== Input material ==
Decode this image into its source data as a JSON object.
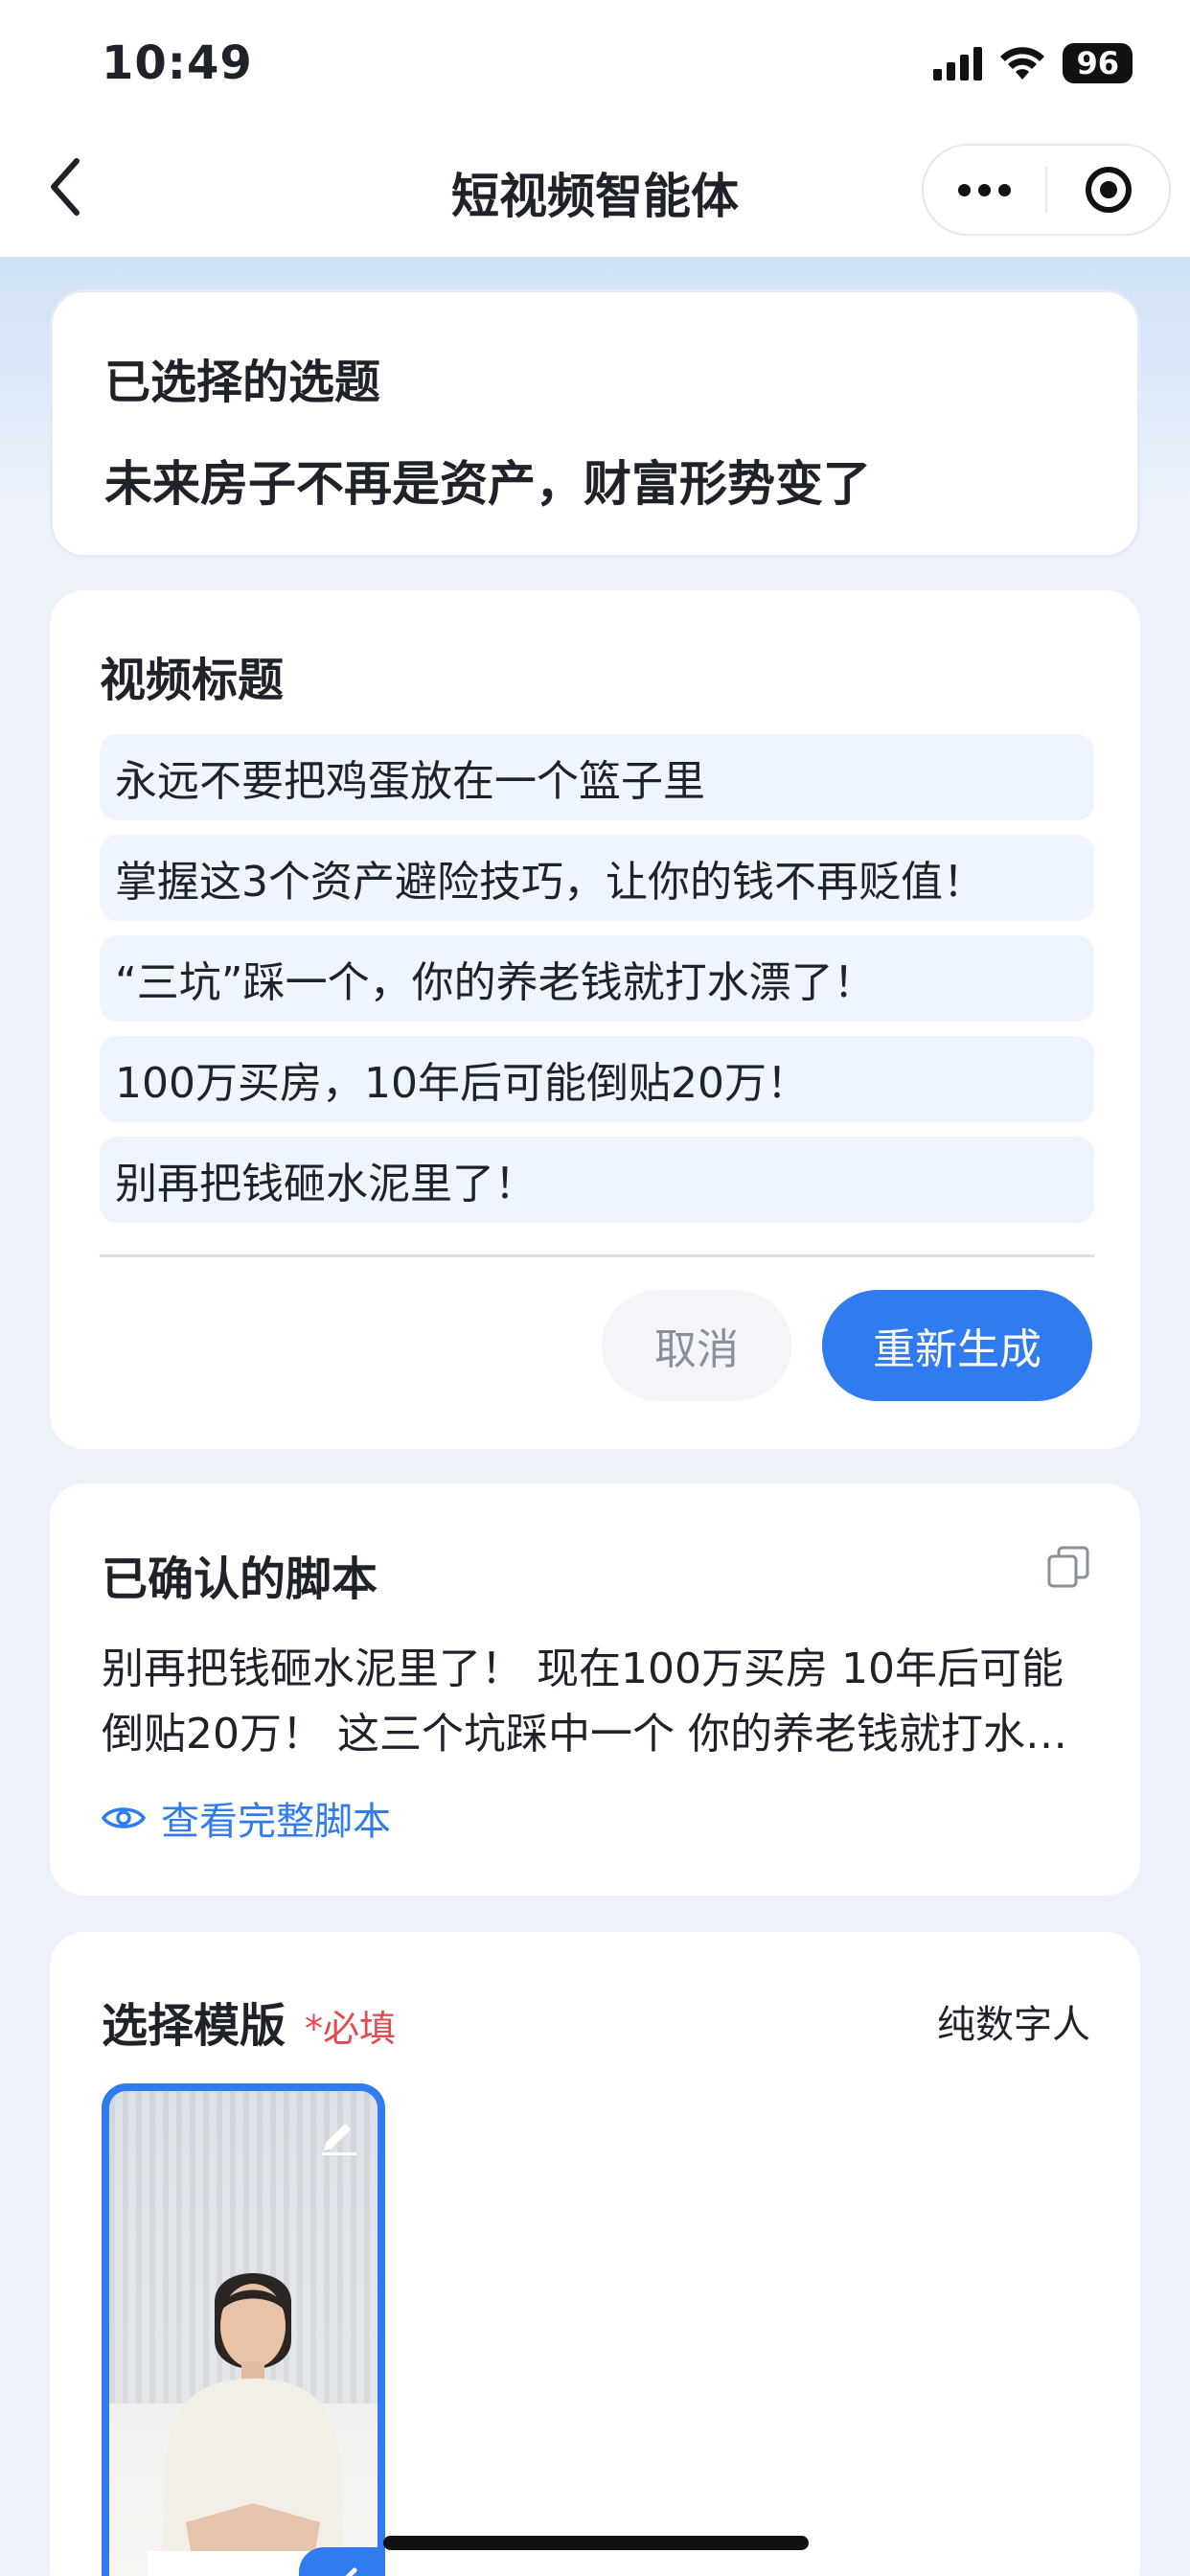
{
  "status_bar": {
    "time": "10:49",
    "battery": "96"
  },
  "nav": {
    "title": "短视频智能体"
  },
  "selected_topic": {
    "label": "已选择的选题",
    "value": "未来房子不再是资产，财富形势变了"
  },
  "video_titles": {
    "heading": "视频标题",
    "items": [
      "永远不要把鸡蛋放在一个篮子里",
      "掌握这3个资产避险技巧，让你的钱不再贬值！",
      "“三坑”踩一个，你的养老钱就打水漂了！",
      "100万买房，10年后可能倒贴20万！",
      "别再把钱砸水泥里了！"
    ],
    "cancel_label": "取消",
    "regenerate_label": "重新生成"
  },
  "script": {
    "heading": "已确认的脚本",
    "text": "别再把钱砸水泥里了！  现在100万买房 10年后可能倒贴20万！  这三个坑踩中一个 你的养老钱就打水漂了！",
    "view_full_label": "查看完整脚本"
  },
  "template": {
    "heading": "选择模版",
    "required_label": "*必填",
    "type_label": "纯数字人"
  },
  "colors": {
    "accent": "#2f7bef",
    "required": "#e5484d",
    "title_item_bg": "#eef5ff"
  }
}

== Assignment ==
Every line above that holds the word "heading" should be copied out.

== Exercise solution ==
    "heading": "视频标题",
    "heading": "已确认的脚本",
    "heading": "选择模版",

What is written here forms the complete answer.